▸ **Exercise details**
Keep every word of the entries and print them exactly; the pictures stay out.

▸ **Recorded data**

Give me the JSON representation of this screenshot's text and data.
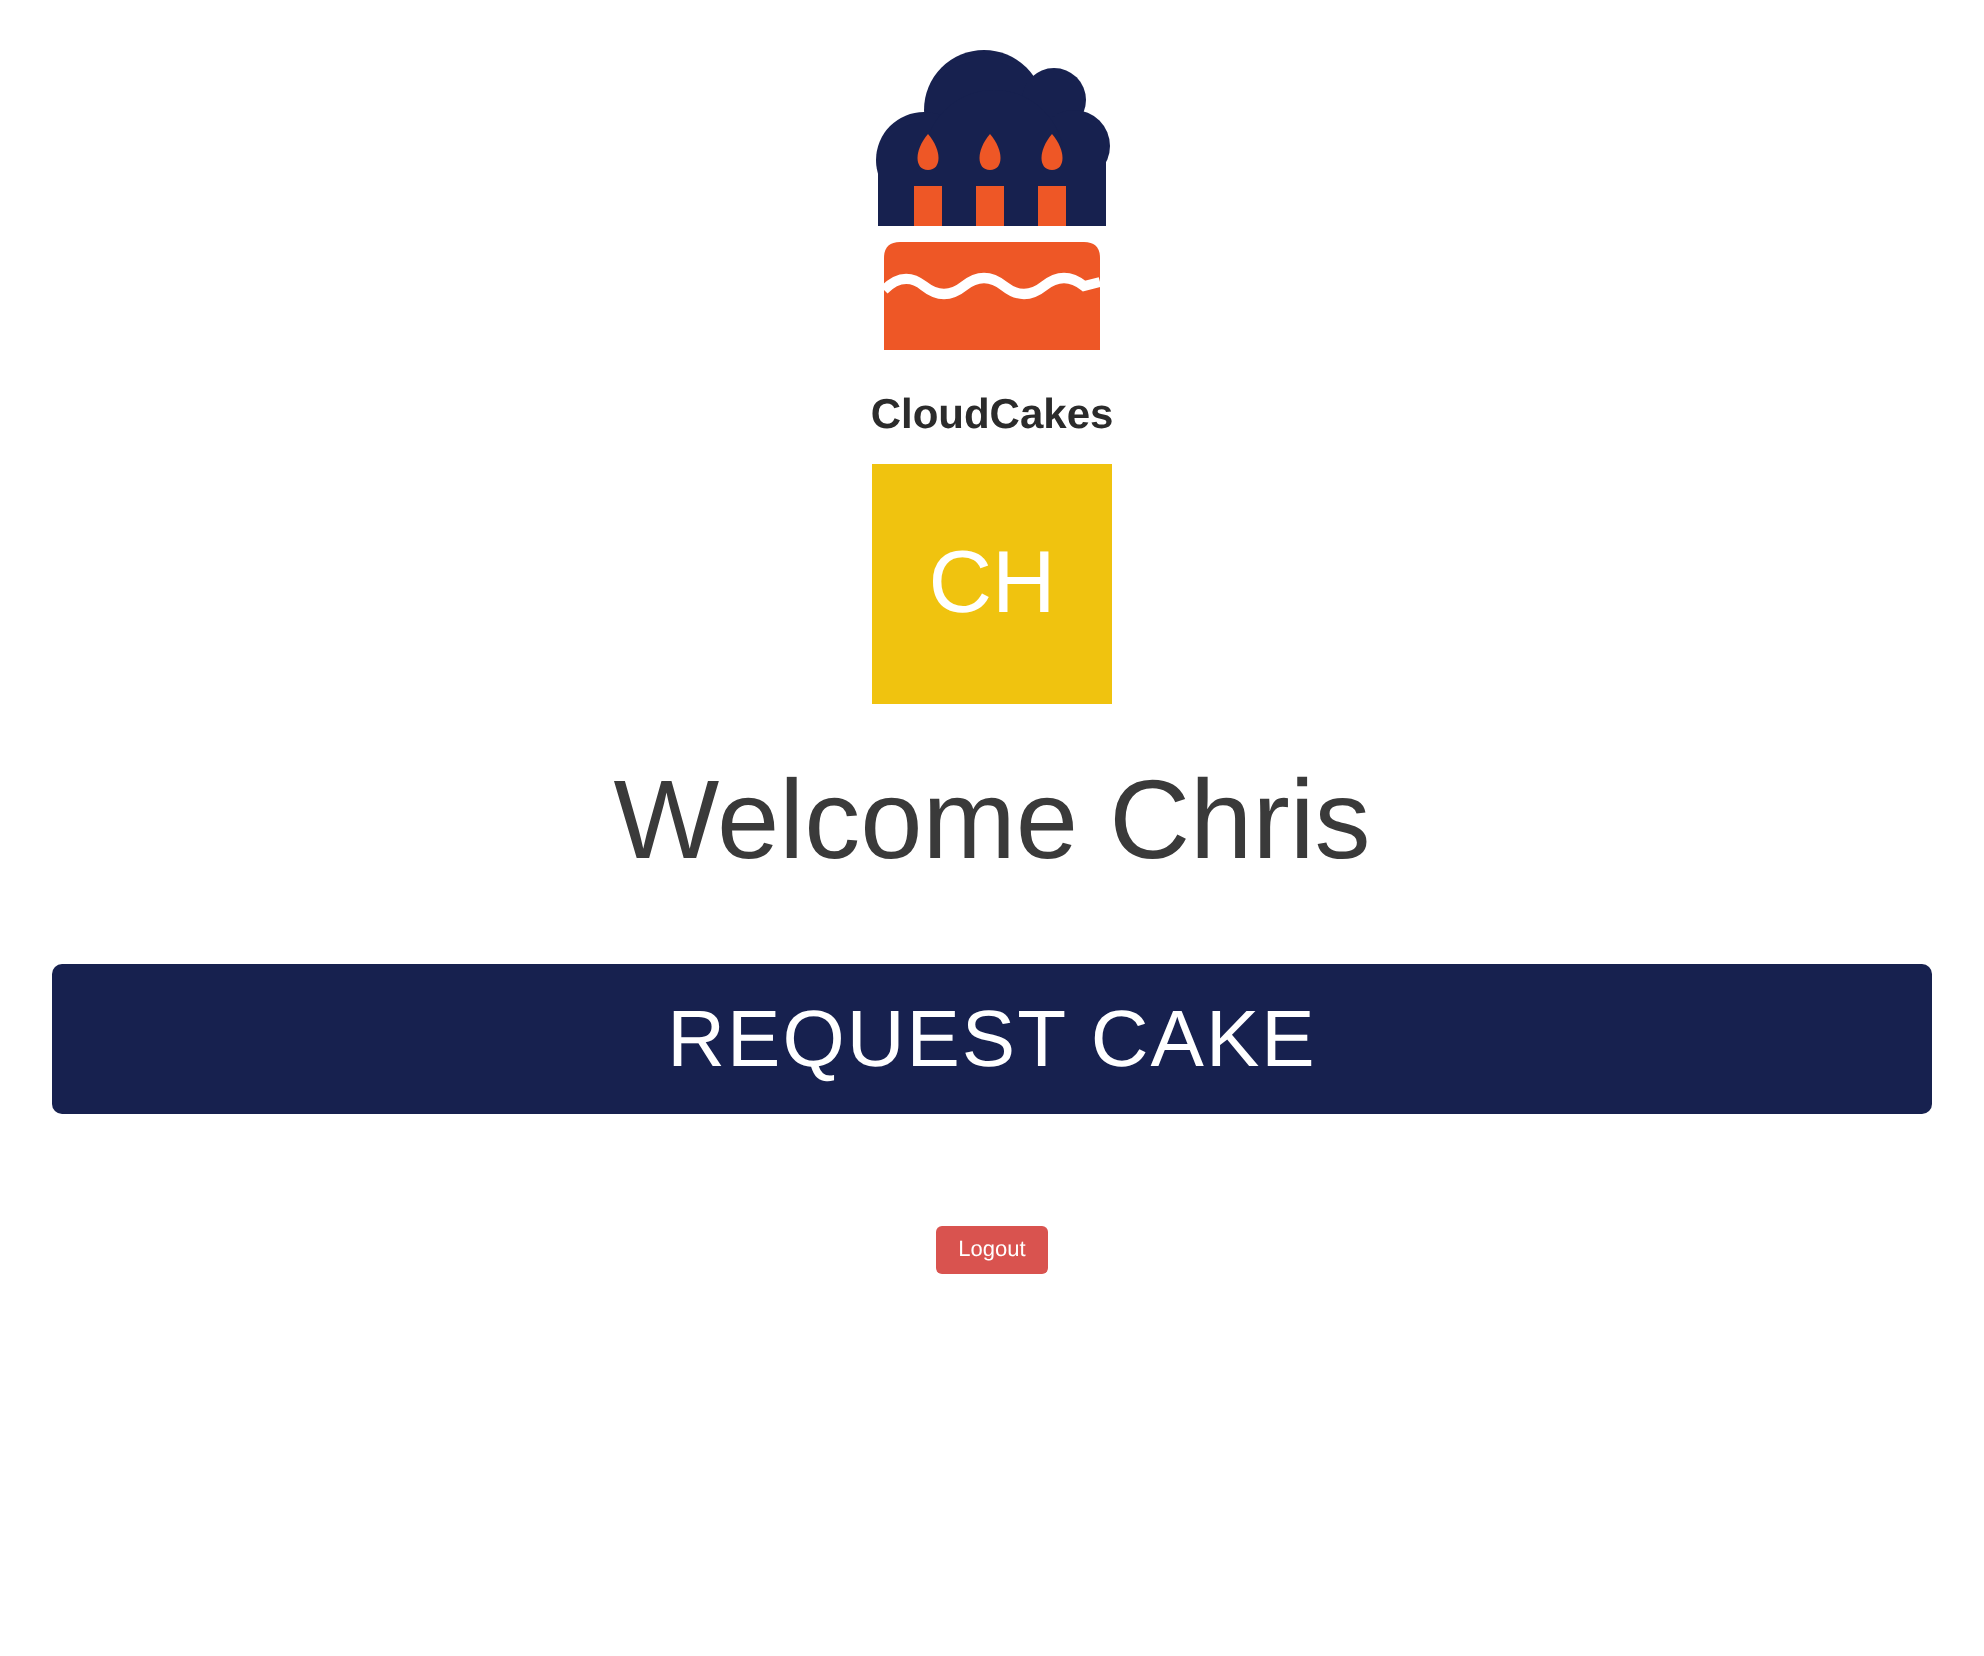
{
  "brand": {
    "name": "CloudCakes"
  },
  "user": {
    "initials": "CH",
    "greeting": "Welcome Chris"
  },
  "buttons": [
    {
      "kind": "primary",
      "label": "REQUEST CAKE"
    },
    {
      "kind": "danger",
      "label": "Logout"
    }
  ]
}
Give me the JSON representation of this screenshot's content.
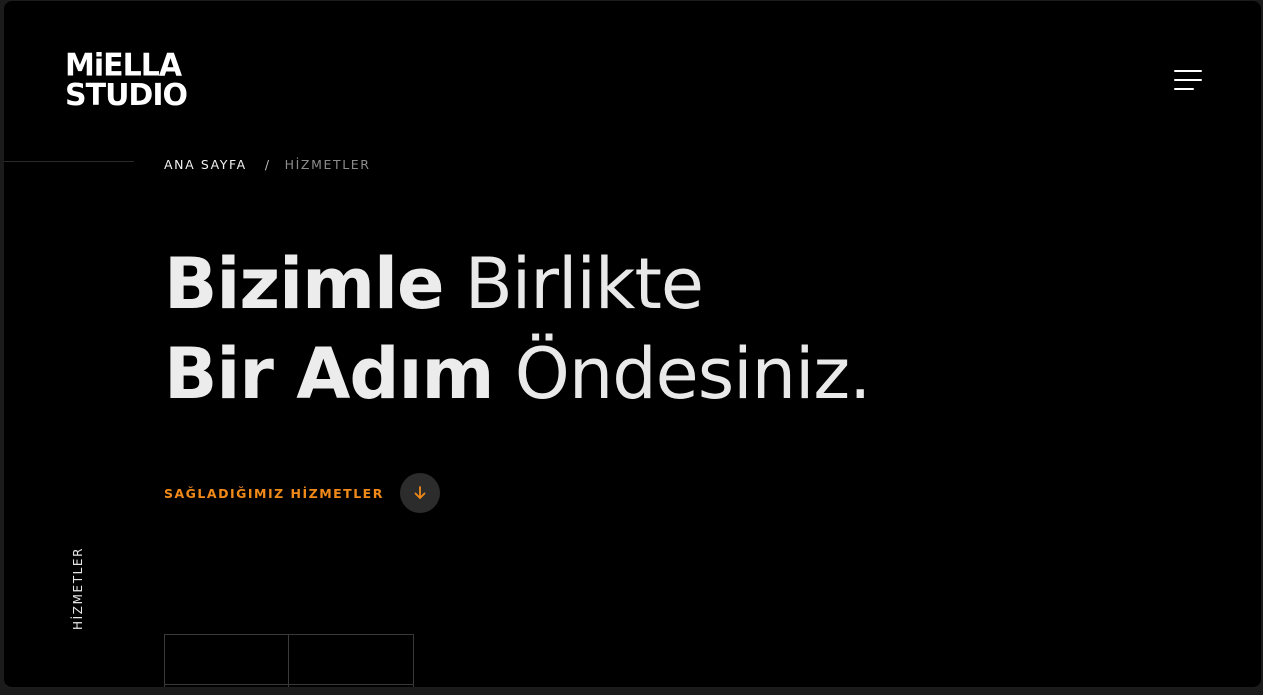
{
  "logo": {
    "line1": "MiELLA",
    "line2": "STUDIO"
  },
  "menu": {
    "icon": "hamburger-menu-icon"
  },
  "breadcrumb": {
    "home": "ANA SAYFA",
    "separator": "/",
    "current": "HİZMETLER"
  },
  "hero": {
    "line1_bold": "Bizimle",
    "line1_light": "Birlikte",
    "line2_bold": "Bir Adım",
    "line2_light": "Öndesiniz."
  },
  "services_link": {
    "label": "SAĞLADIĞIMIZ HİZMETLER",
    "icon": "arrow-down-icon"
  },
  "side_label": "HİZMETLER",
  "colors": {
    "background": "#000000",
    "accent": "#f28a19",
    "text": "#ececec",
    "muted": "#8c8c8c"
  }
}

▸ **Output for this task**
Give me the JSON representation of this screenshot's text and data.
{
  "brand": {
    "name": "CloudCakes"
  },
  "user": {
    "initials": "CH",
    "greeting": "Welcome Chris"
  },
  "buttons": [
    {
      "kind": "primary",
      "label": "REQUEST CAKE"
    },
    {
      "kind": "danger",
      "label": "Logout"
    }
  ]
}
Give me the JSON representation of this screenshot's content.
{
  "logo": {
    "line1": "MiELLA",
    "line2": "STUDIO"
  },
  "menu": {
    "icon": "hamburger-menu-icon"
  },
  "breadcrumb": {
    "home": "ANA SAYFA",
    "separator": "/",
    "current": "HİZMETLER"
  },
  "hero": {
    "line1_bold": "Bizimle",
    "line1_light": "Birlikte",
    "line2_bold": "Bir Adım",
    "line2_light": "Öndesiniz."
  },
  "services_link": {
    "label": "SAĞLADIĞIMIZ HİZMETLER",
    "icon": "arrow-down-icon"
  },
  "side_label": "HİZMETLER",
  "colors": {
    "background": "#000000",
    "accent": "#f28a19",
    "text": "#ececec",
    "muted": "#8c8c8c"
  }
}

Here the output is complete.